Parents of toddler killed at Tennessee state park seek $900K
NASHVILLE, Tenn. — The parents of a 2-year-old Kentucky boy who died at a Tennessee state park last month are seeking $900,000 in damages from the state.
Attorney Christopher Smith tells The Tennessean that the Tennessee Department of Environment and Conservation was negligent in not having made Cummins Falls State Park safer.
Steven Pierce was at the park with his family when he was swept away in a flash flood as his family tried to evacuate. State Parks Assistant Chief Ranger J.R. Tinch said water rose to dangerous levels in 2 minutes. Steven’s body was found hours later.
The claim filed Friday says the park shouldn’t have been open to visitors as heavy rain and possible flooding closed it in preceding days. The state has three months to approve or deny the claim.
Delays, confusion mean no warning system
Two years of delays and confusion stymied plans at Cummins Falls State Park in Tennessee for a flood warning system, a safeguard that was never installed before the deadly accident.
WPLN-FM’s review of Department of Environment and Conservation and Tennessee Tech University emails shows enthusiasm for the system in the weeks after a fatal 2017 flood. Two people died in that accident at the popular swimming locale, a gorge below a 75-foot waterfall.
Storms that hit surrounding streams can create a wave of flood water into the waterfall there, even if there’s no rain falling in the park.
Some Tennessee Tech professors emailed the park manager, Ray Cutcher, in the weeks after the deadly 2017 flood with an idea to design a system to measure the water flowing into the park. The system would give at least an hour’s warning before a flood wave at the park, instead of only minutes.
In September 2017, Cutcher sent a $37,000 proposal to state environmental higher-ups. Months later, he received university funding confirmation.
In May 2018, department procurement contacted Tech professors about which company would set up the system.
Last month, Parks and Conservation Deputy Commissioner Jim Bryson told lawmakers that after the 2017 flooding, a warning system was identified, funded and requested by state parks and Tennessee Tech University, which was familiar with the equipment.
Bryson said state procurement decided there was no justification for a sole-source contract, didn’t allow bidding and identified another possible supplier. He said Tennessee Tech’s contact said it would ask colleagues about the supplier but never responded to procurement, which didn’t follow up.
However, Cutcher continued to communicate with the Tech professors about the procurement process. The park manager told the professors that the parties were crafting a legal agreement, though it was unclear from the emails who at Tech was responsible for that.

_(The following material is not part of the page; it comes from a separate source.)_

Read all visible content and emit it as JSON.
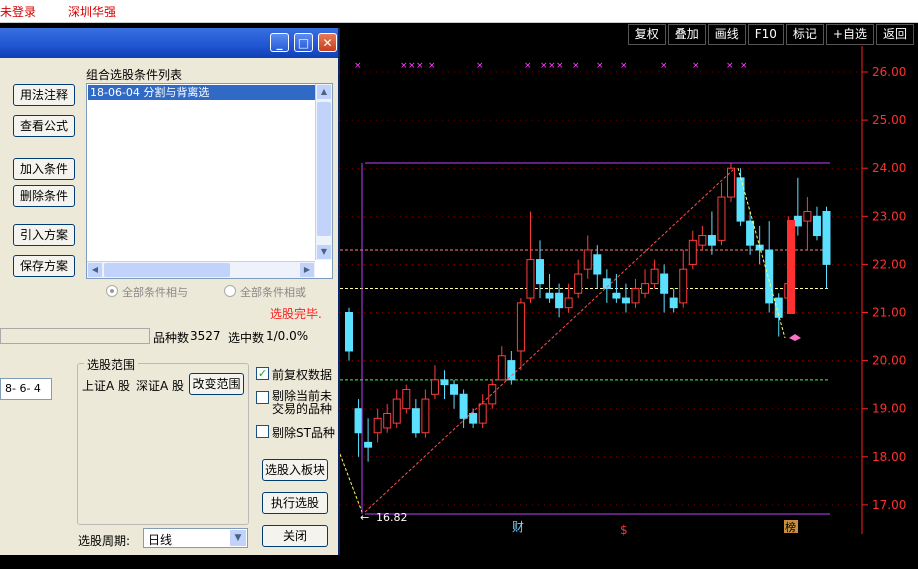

In subsequent months, the groups involved expressed frustration.
“This is, however, taking longer than I thought,” Cutcher wrote, saying he wanted to buy the equipment before the June 2018 end of the fiscal year.
“What exactly do you need from us?” Evan Hart, with Tennessee Tech, said in response, and they looked for a time to talk on the phone.
Hart sent another email six months later: “Is there any news?”
New state environmental commissioner David Salyers visited the park in April and asked about the system. In May and June, emails show people trying to figure out where things halted.
Then in June, the body of 2-year-old Pierce was recovered after heavy rains made conditions dangerous and led to more than 60 people being rescued.
Within two days, the department received approval for an emergency contract with a Utah-based company to install the warning system. Officials had the purchase order for $42,500 in about a week.
The company told WPLN-FM that it has not started any physical installation yet.